MINSK — Belarussian leader Alexander Lukashenko's closest challenger in a disputed 2006 presidential vote said he would not run in a December election because he believes that it will be rigged.

Alexander Milinkevich was supported by most of the country's beleaguered opposition in the 2006 election and led street protests following the vote, which international observers said was undemocratic.

Lukashenko, in power since 1994, has suggested that he will seek a new five-year term in the Dec. 19 vote.

"I don't want to participate in a play which has only one director-screenwriter," Milinkevich told reporters Friday. "We do not have elections, only an election campaign."

He said he would support other opposition candidates favoring closer ties with Europe. The EU and United States have long shunned Lukashenko, accusing him of maintaining power through illegitimate elections and harshly suppressing dissent.

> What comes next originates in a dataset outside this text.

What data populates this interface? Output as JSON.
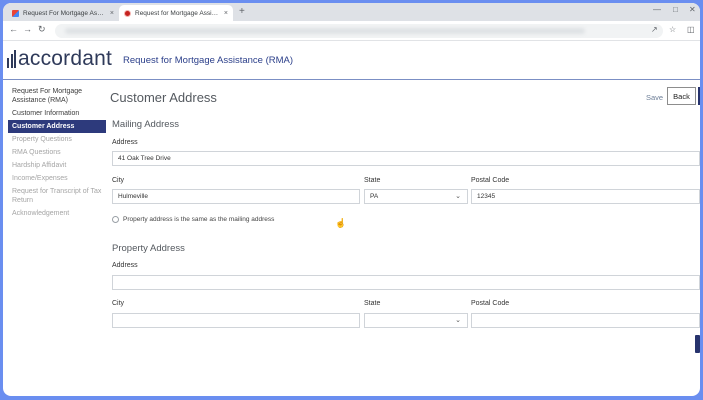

Opposition leaders disputed the official vote count in 2006, which gave Lukashenko more than 82 percent and Milinkevich 6 percent. Police forcibly broke up protests over the vote.

The fractured opposition has not united behind a single candidate for the December vote.

But hostility from Russia and a sharp slowdown in the economy, which the International Monetary Fund said grew by 0.2 percent in 2009 after showing 10 percent growth a year earlier, could make it hard for Lukashenko to repeat his landslide 2006 victory.

"Lukashenko has never been as weak as he is now," Milinkevich said.

But analysts say Lukashenko, who remains popular and whose government controls most media, will likely have little trouble winning re-election.

Read more

Independent journalism isn’t dead. You can help keep it alive.

As the only remaining independent, English-language news source reporting from Russia, The Moscow Times plays a critical role in connecting Russia to the world.

Editorial decisions are made entirely by journalists in our newsroom, who adhere to the highest ethical standards. We fearlessly cover issues that are often considered off-limits or taboo in Russia, from domestic violence and LGBT issues to the climate crisis and a secretive nuclear blast that exposed unknowing doctors to radiation.

As we approach the holiday season, please consider making a one-time donation — or better still a recurring donation — to The Moscow Times to help us continue producing vital, high-quality journalism about the world’s largest country.